"It must be acknowledged that there is little if any hard evidence known to the BBFC that THE EXORCIST has, in its video form, caused actual harm to its viewers. The video version was in fact widely available for many
years before the Video Recordings Act 1984 introduced the requirement of BBFC classification. The recent re-release of the film version by Warner Brothers has, moreover, been accompanied by none of the hysteria or audience disturbance which occurred in
the mid-1970s. The BBFC concluded that THE EXORCIST, while still a powerful and compelling work, no longer has the same impact as it did 25 years ago. We cannot discount the possibility that, however restrictive its classification, under-age persons may

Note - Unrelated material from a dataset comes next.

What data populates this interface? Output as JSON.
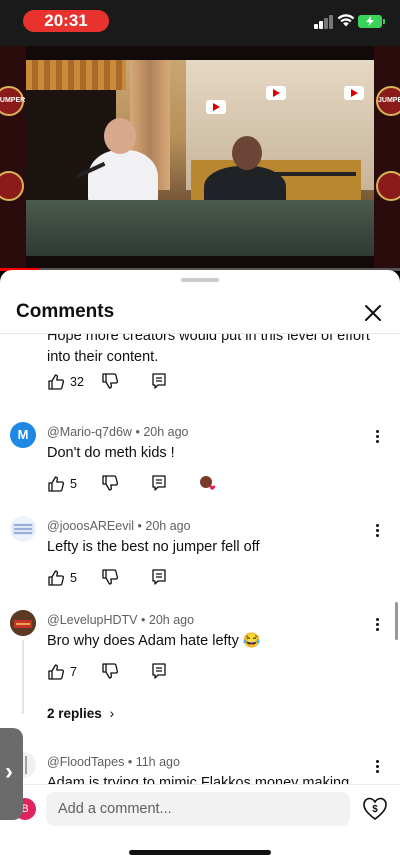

seek ways to view it. On the other hand, both the name and the nature of this film are familiar to most people: its reputation should prompt many parents and guardians to be more alert to that possibility than would normally be the case."
The Director's Cut is available uncut on UK DVD and Blu-ray
The film was released without incident on video and DVD, and was later passed 18 in a Director's Cut version for a theatrical release on September 28th 2000 and later on video on January 2nd 2002. Both versions are available to own on Blu-ray in the
One last note -- despite Robin Duval's appointment as director of the BBFC on November 7th 1998, James Ferman did not leave the BBFC at the end of the year as he had stated, instead choosing to hang around as a sort of unofficial advisor well into
1999. As one anonymous insider working at the Board was quoted as saying almost a year later in October 1999:
"Robin Duval is finally feeling a little more secure as Director of the BBFC, having finally got rid of
James Ferman, the ex-director who hung around like a bad smell until April, five months after he was supposed to have handed in his keys and gone home."
It seems that even in his final weeks as director, Ferman was keen to leave his
mark on the workings of the BBFC even in the presence of new blood. Any attempt he may have made to exert a negative influence over a video release of The Exorcist was obviously in vain.
Violent spirits hack away at The Exorcist for US TV broadcast
To round off our season finale for this year, readers may wish to view the final segment of the video accompanying this article, which compares
clips from the American network television version of The Exorcist against the original theatrical version. Unlike the theatrical release, the film had to undergo extensive censorship to make it suitable for television broadcast. One particular point to
take note of is the humorous redubbing of some of the more religiously-sensitive lines.
Cutting Edge Video, Season Three, Episode 49 The Exorcist
Cutting Edge now in High
All articles are original works compiled by Gavin Salkeld, with occasional help from a small team of researchers. Particular thanks are due to the BBFC for their diligent and helpful explanations of